Britain launches trade system for developing countries including Sri Lanka
August 16, 2022 05:40 pm
Britain has launched a scheme to extend tariff cuts to hundreds of products, such as clothes and food, from developing countries including Sri Lanka, part of London’s post-Brexit efforts to set up systems to replace those run by the European Union.
“The UK’s new Developing Countries Trading Scheme (DCTS) is one of the most generous sets of trading preferences of any country in the world, and will benefit Sri Lanka by boosting the economy and supporting jobs,” the British High Commissioner in Colombo Sarah Hulton said.

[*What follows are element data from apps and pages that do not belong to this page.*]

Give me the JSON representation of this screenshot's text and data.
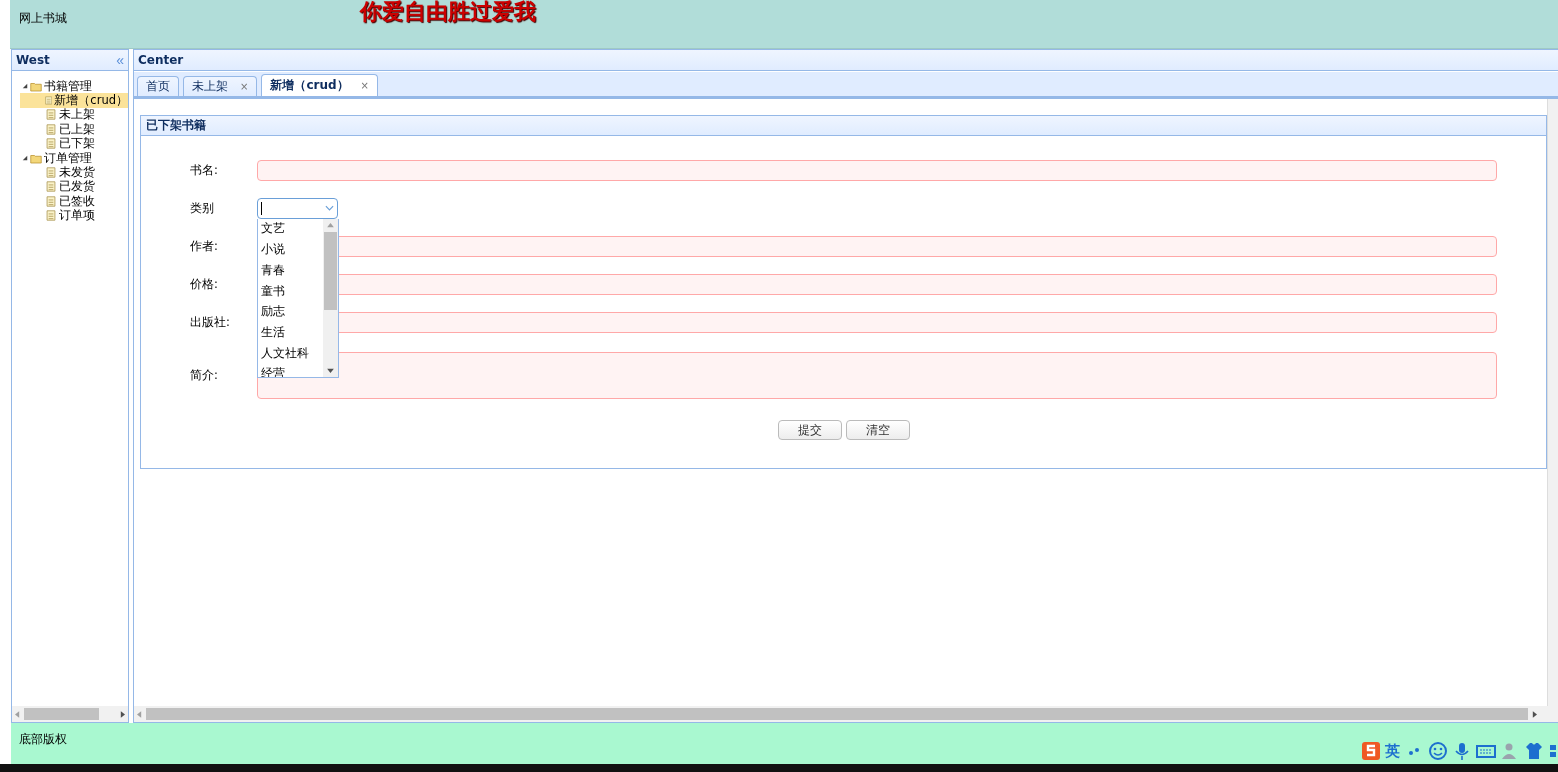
{
  "header": {
    "title": "网上书城",
    "banner": "你爱自由胜过爱我"
  },
  "west": {
    "title": "West",
    "collapse_glyph": "«",
    "tree": [
      {
        "label": "书籍管理",
        "expanded": true,
        "selected": false,
        "children": [
          {
            "label": "新增（crud）",
            "selected": true
          },
          {
            "label": "未上架",
            "selected": false
          },
          {
            "label": "已上架",
            "selected": false
          },
          {
            "label": "已下架",
            "selected": false
          }
        ]
      },
      {
        "label": "订单管理",
        "expanded": true,
        "selected": false,
        "children": [
          {
            "label": "未发货",
            "selected": false
          },
          {
            "label": "已发货",
            "selected": false
          },
          {
            "label": "已签收",
            "selected": false
          },
          {
            "label": "订单项",
            "selected": false
          }
        ]
      }
    ]
  },
  "center": {
    "title": "Center",
    "tabs": [
      {
        "label": "首页",
        "selected": false,
        "closable": false
      },
      {
        "label": "未上架",
        "selected": false,
        "closable": true
      },
      {
        "label": "新增（crud）",
        "selected": true,
        "closable": true
      }
    ],
    "close_glyph": "×",
    "panel": {
      "title": "已下架书籍",
      "fields": [
        {
          "kind": "text",
          "label": "书名:"
        },
        {
          "kind": "combo",
          "label": "类别"
        },
        {
          "kind": "text",
          "label": "作者:"
        },
        {
          "kind": "text",
          "label": "价格:"
        },
        {
          "kind": "text",
          "label": "出版社:"
        },
        {
          "kind": "textarea",
          "label": "简介:"
        }
      ],
      "dropdown": [
        "文艺",
        "小说",
        "青春",
        "童书",
        "励志",
        "生活",
        "人文社科",
        "经营"
      ],
      "buttons": [
        "提交",
        "清空"
      ]
    }
  },
  "footer": {
    "text": "底部版权"
  },
  "ime": {
    "label": "英"
  }
}
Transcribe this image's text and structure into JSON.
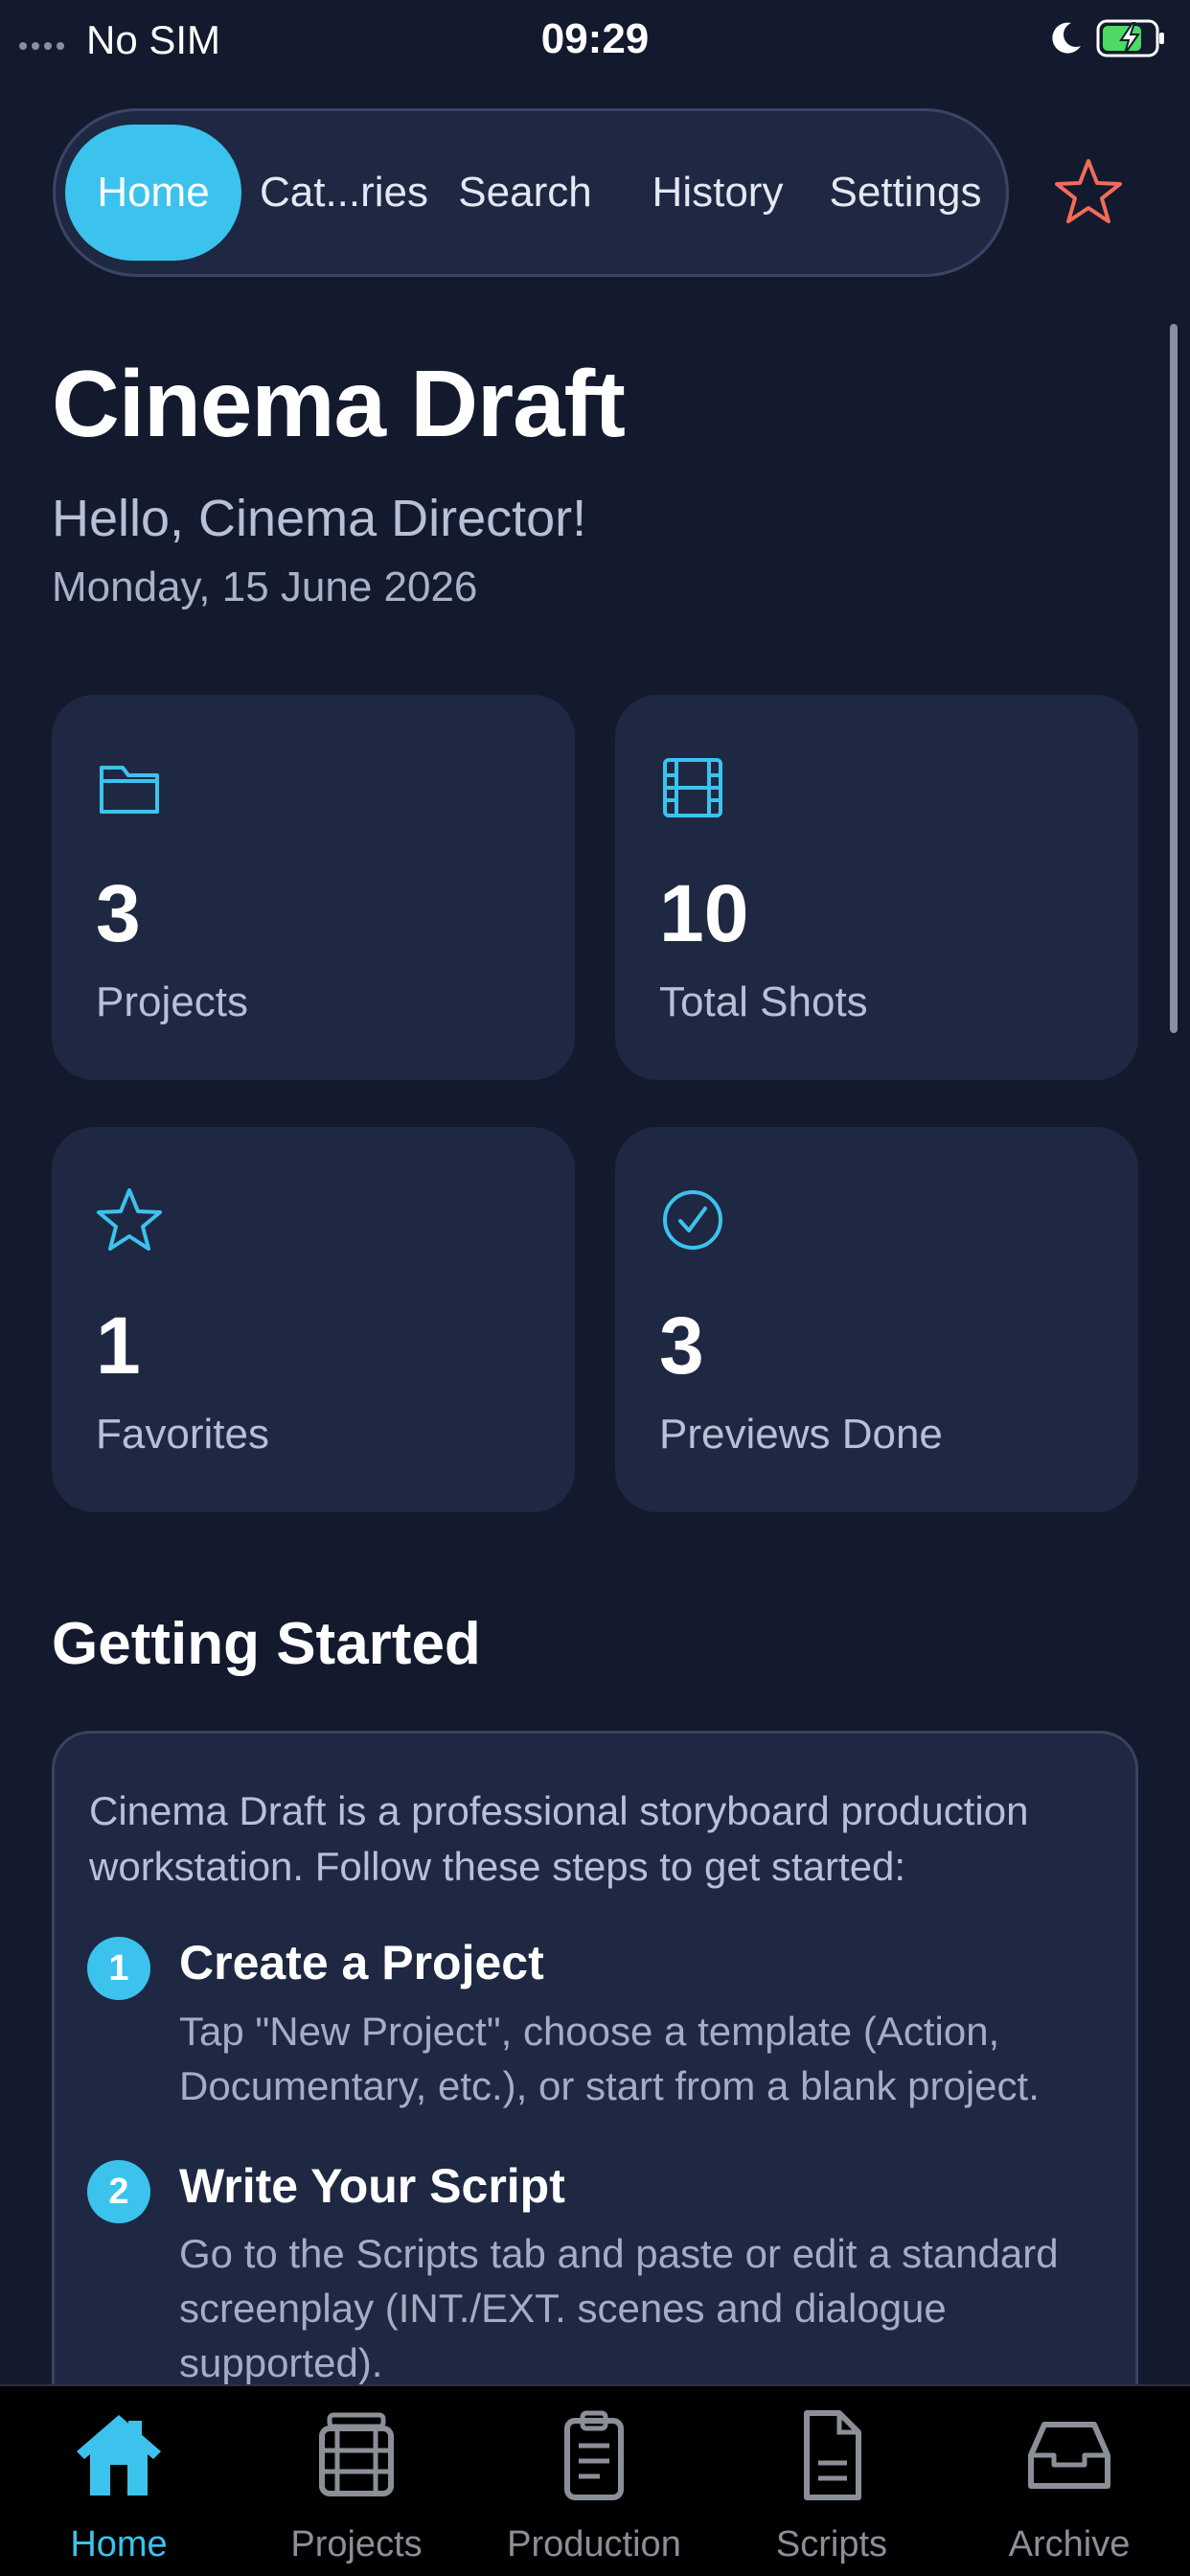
{
  "status_bar": {
    "carrier": "No SIM",
    "time": "09:29"
  },
  "top_nav": {
    "tabs": [
      {
        "label": "Home",
        "active": true
      },
      {
        "label": "Cat...ries",
        "active": false
      },
      {
        "label": "Search",
        "active": false
      },
      {
        "label": "History",
        "active": false
      },
      {
        "label": "Settings",
        "active": false
      }
    ],
    "star_icon": "star-outline-icon"
  },
  "header": {
    "title": "Cinema Draft",
    "greeting": "Hello, Cinema Director!",
    "date": "Monday, 15 June 2026"
  },
  "stats": [
    {
      "icon": "folder-icon",
      "value": "3",
      "label": "Projects"
    },
    {
      "icon": "film-icon",
      "value": "10",
      "label": "Total Shots"
    },
    {
      "icon": "star-icon",
      "value": "1",
      "label": "Favorites"
    },
    {
      "icon": "check-circle-icon",
      "value": "3",
      "label": "Previews Done"
    }
  ],
  "getting_started": {
    "title": "Getting Started",
    "intro": "Cinema Draft is a professional storyboard production workstation. Follow these steps to get started:",
    "steps": [
      {
        "number": "1",
        "title": "Create a Project",
        "body": "Tap \"New Project\", choose a template (Action, Documentary, etc.), or start from a blank project."
      },
      {
        "number": "2",
        "title": "Write Your Script",
        "body": "Go to the Scripts tab and paste or edit a standard screenplay (INT./EXT. scenes and dialogue supported)."
      }
    ]
  },
  "tab_bar": {
    "items": [
      {
        "label": "Home",
        "icon": "home-icon",
        "active": true
      },
      {
        "label": "Projects",
        "icon": "film-reel-icon",
        "active": false
      },
      {
        "label": "Production",
        "icon": "clipboard-icon",
        "active": false
      },
      {
        "label": "Scripts",
        "icon": "document-icon",
        "active": false
      },
      {
        "label": "Archive",
        "icon": "archive-box-icon",
        "active": false
      }
    ]
  },
  "colors": {
    "background": "#131a2e",
    "card": "#1f2842",
    "accent": "#3bc3ee",
    "star": "#f26b5b"
  }
}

She said Sri Lanka will continue to benefit from duty free exports to the UK on more than 80% of products and that the DCTS will remove tariffs on over 150 additional products.
It will also simplify some seasonal tariffs, meaning additional and simpler access for Sri Lanka’s exports to the UK.
In June, British Prime Minister Boris Johnson said he wanted to start a new trade system to reduce costs and simplify rules for 65 developing countries to replace the EU’s Generalised System of Preferences, which applies import duties at reduced rates.
Trade minister Anne-Marie Trevelyan said the Developing Countries Trading scheme (DCTS) would extend tariff cuts to hundreds more products exported from developing countries, a system, she said, that goes further than the EU scheme.
“As an independent trading nation, we are taking back control of our trade policy and making decisions that back UK businesses, help with the cost of living, and support the economies of developing countries around the world,” Trevelyan said in a statement.
“UK businesses can look forward to less red tape and lower costs, incentivising firms to import goods from developing countries.”
The DCTS covers 65 countries including Sri Lanka, simplifies rules such as rules of origin, which dictate what proportion of a product must be made in its country of origin, and removes some seasonal tariffs, such as making cucumbers tariff-free in the winter.
Products that are not widely produced in the UK, like olive oil and tomatoes, will also have lower or zero tariffs, making them cheaper to import.
The scheme also simplifies complex trade rules, including so-called rules of origin, making it easier for businesses in countries like Bangladesh to export clothes to the UK.
Duties will also be reduced by 14 per cent on bikes from the South Asian nation, 12 per cent on T-shirts for Cambodia, 12 per cent on baby clothes from Sri Lanka, eight per cent on roses from Ethiopia and eight 8 per cent on onions from Senegal.
Broadly, the scheme will ensure British businesses benefit from more than £750m a year of reduced import costs, which the Department for International Trade said would lead to more choice and lower costs for UK consumers to help with the cost of living.
Trade Secretary Anne-Marie Trevelyan highlighted the fact the scheme goes further than its EU equivalent, adding: “As an independent trading nation, we are taking back control of our trade policy and making decisions that back UK businesses, help with the cost of living, and support the economies of developing countries around the world.
“UK businesses can look forward to less red-tape and lower costs, incentivising firms to import goods from developing countries.”
The scheme replaces the UK Generalised Scheme of Preferences, which was rolled over from EU membership, and will come into force in early 2023.
It covers 37 countries in Africa, 18 in Asia, eight in Oceania and two in the Americas.
Sri Lanka is among 8 countries under the scheme’s Enhanced Framework that will receive a preference of “0% import tariffs on two-thirds of product lines”.
Bolivia, Cape Verde, Kyrgyzstan, Mongolia, Pakistan, Philippines and Uzbekistan are the other countries under the Enhanced Framework.
The scheme reduces and removes those tariffs reduced or removed by the EU GSP.
Read the UK government policy paper on Developing Countries Trading Scheme here.
(With Agencies Inputs)